Helen's monthly choice - September

September always feels like a pivotal month of the year. We can still lap up the last of the summer sun on warmer days, but the evenings have a cooler, autumnal edge. It’s time now to plan ahead, so I will be dreaming up some spring-flowering bulb combinations, before placing my order and planting them out. Towards the end of the month, some of the perennials that have formed overly-large clumps will be lifted and divided and the autumn tidy will commence in earnest. In the meantime, if you are looking for a little late colour for the borders, here are some of my monthly faves.

Echinacea purpurea 'Rubinstern'

The pinky red rays of this wonderful coneflower form a near-horizontal ruff around the prominent orange-brown cone, so these add colour as well as structure - while attracting masses of beneficial insects into your garden. Long-flowering, handsome and robust, it is perfect for prairie and meadow-style settings. It is equally at home in the herbaceous border however, where it will continue to flower until September or October if dead-headed regularly.

Fuchsia 'Mrs Popple'

One of the hardier forms and incredibly long-flowering, it produces lashings of purple flowers, each with a tutu-like bright crimson corolla. They appear continuously over several months, dangling and bobbing enticingly from the stems. It’s one of the best shrubs for adding late colour and it’s easy to grow in borders or pots.

Verbena bonariensis
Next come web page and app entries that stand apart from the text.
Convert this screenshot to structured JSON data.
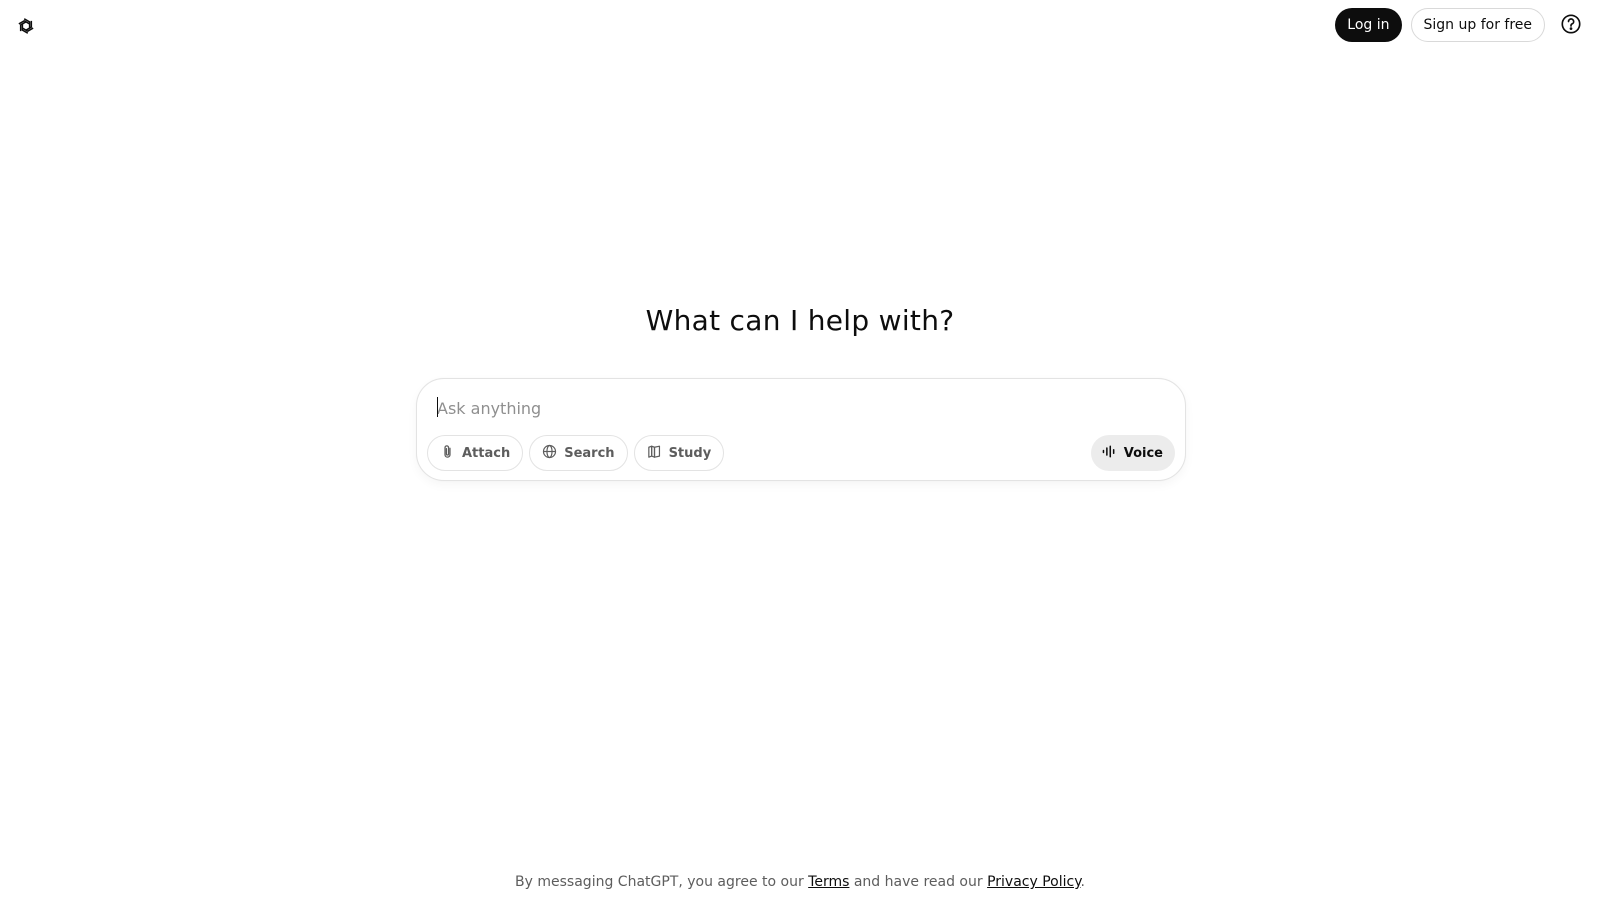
{
  "header": {
    "logo_icon": "openai-logo-icon",
    "login_label": "Log in",
    "signup_label": "Sign up for free",
    "help_icon": "question-circle-icon"
  },
  "main": {
    "headline": "What can I help with?",
    "composer": {
      "placeholder": "Ask anything",
      "value": "",
      "tools": [
        {
          "label": "Attach",
          "icon": "paperclip-icon"
        },
        {
          "label": "Search",
          "icon": "globe-icon"
        },
        {
          "label": "Study",
          "icon": "book-icon"
        }
      ],
      "voice_label": "Voice",
      "voice_icon": "waveform-icon"
    }
  },
  "footer": {
    "prefix": "By messaging ChatGPT, you agree to our ",
    "terms_link": "Terms",
    "middle": " and have read our ",
    "privacy_link": "Privacy Policy",
    "suffix": "."
  },
  "colors": {
    "primary": "#0d0d0d",
    "muted_text": "#5d5d5d",
    "border": "#e3e3e3",
    "voice_bg": "#ececec"
  }
}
It’s an incredibly popular perennial that flowers over a long period and will add height without becoming too overbearing. It’s popular because it works well in most planting styles, being equally at home in anything from a cottage garden to an ultra-chic, contemporary scheme. Their flowers, which appear in small clusters, add dollops of colour rather than a heavy block, and this creates a lightness which is very appealing. The flowers are good for cutting, and will attract bees, butterflies and moths, so they are great in a wildlife garden too.

Anemone × hybrida 'Honorine Jobert'

Every garden (especially the shadier ones), should have some of these. It naturalises easily, forming large clumps that can be divided within a few years, and the flowers are great for cutting. Use it to fill gaps at the back of a border, where it is robust enough to stand up well without flopping - even in unpredictable weather. First discovered in Verdun, France in 1858 it is now one of the best loved Japanese anemone of them all.

Rudbeckia fulgida var. sullivantii 'Goldsturm'

Rudbeckia fulgida var. sullivantii 'Goldsturm'

First introduced around 50 years ago, this plant has won heaps of awards over the years. Quite right too, as it produces an abundance of flowers over a really long period, it is short enough not to need staking, it is long-lived, low maintenance and it attracts butterflies, bees and hoverflies. If there is room, plant it in bold drifts where the golden yellow flowers can be lit up in the low autumn light.